There is a growing trend in theU.S.right now to encourage children to eat more healthfully and become more active. In light of the obesity epidemic, this is a good trend. Like all good things, though, there will come a time when it is taken too far. Leaving the activity and exercise trends out, it seems that some school systems have already begun pushing towards a good thing going too far.
Schools in districts across the country, most recently one in Chicago, are allowed to set their own guidelines for meals eaten at school. In an effort to ensure proper nutrition for all students, some of these schools have banned lunches brought from home. That’s right. Parents may no longer send a sandwich, veggies and a soda with their child in an effort to save on lunch money. Students are required to purchase lunch in the cafeteria or go hungry, which means the provider of student nutrition is the same institution that classifies ketchup as a vegetable.
Other school systems are taking a less extreme approach. Washington D.C. and the L.A. Unified School District are the latest to push for banning flavored milk in schools. Described by Ann Cooper of the Boulder Valley School District in Colorado as “soda in drag,” chocolate milk has become the symbol of the efforts to take junk food out of schools. Many of these school districts, however, have yet to remove the vending machines from schools, making some question why the dedication to child nutrition does not reach as far as cutting out the profits from vending machines.
As with any issue relating to government, food, and children, the issue of what foods are served in schools- and by whom- has become a shouting match by proponents of both sides, with a few voices attempting to find a middle path.
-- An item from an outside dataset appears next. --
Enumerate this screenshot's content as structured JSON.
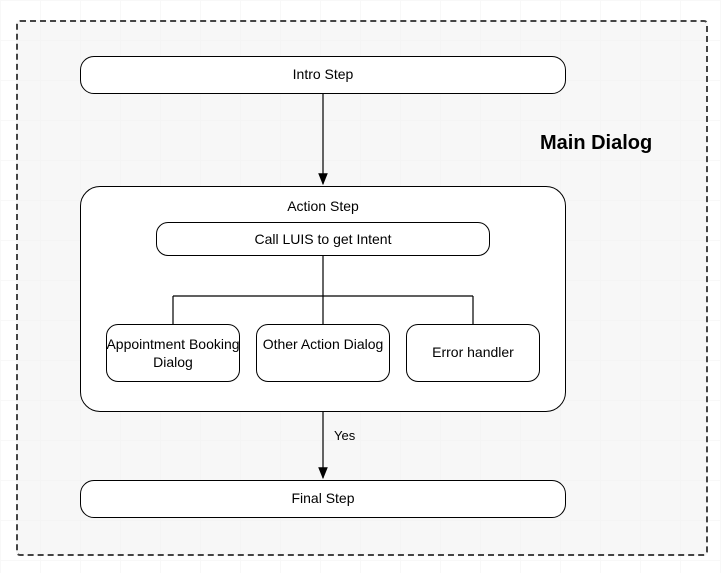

Parents on one side are saying it is their responsibility to provide healthful food for their child’s lunch, while others say they are perfectly happy with the school making the nutritional decisions (exceptions are made for food allergies). Proponents of removing flavored milk, such as Ms. Cooper in Colorado, would rather see students drinking water with their meals than chocolate or strawberry milk, even though that means going without the calcium and vitamins supplied by milk. This issue is gaining much more attention in the national eye, because it has been addressed by so many more- and major- school systems. Pediatricians and nutritionists are divided over the benefits of flavored milk. It has been pointed out that white milk in schools is often whole milk, while flavored milk is often skim or 2%. This means that while the flavored milk is guilty of providing sugar, the white milk is providing more calories and fats.
The heart of the issue, and potentially its resolution, may be seen with the situation in Florida. Florida was considering a statewide ban on flavored milk in schools in an effort to encourage nutrition in schools, but the legislation was brought to a halt by one argument made by the dairy and farmers’ lobby: If flavored milk is to be banned, it should be after the nutritional value of everything available in schools- from the ketchup vegetable to the candy machine in the lobby- has been evaluated and other bans made.